Dataset records START

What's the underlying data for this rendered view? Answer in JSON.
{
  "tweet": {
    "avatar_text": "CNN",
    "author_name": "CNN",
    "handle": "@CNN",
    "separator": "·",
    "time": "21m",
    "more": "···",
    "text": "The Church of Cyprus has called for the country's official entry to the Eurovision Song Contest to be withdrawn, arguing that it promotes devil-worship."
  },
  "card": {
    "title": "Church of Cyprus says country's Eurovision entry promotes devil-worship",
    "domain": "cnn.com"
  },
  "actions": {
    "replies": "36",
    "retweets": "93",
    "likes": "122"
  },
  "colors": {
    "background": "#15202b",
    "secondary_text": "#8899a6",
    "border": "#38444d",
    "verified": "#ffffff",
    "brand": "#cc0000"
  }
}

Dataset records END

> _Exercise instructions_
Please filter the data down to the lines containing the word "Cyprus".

> _The completed task_
    "text": "The Church of Cyprus has called for the country's official entry to the Eurovision Song Contest to be withdrawn, arguing that it promotes devil-worship."
    "title": "Church of Cyprus says country's Eurovision entry promotes devil-worship",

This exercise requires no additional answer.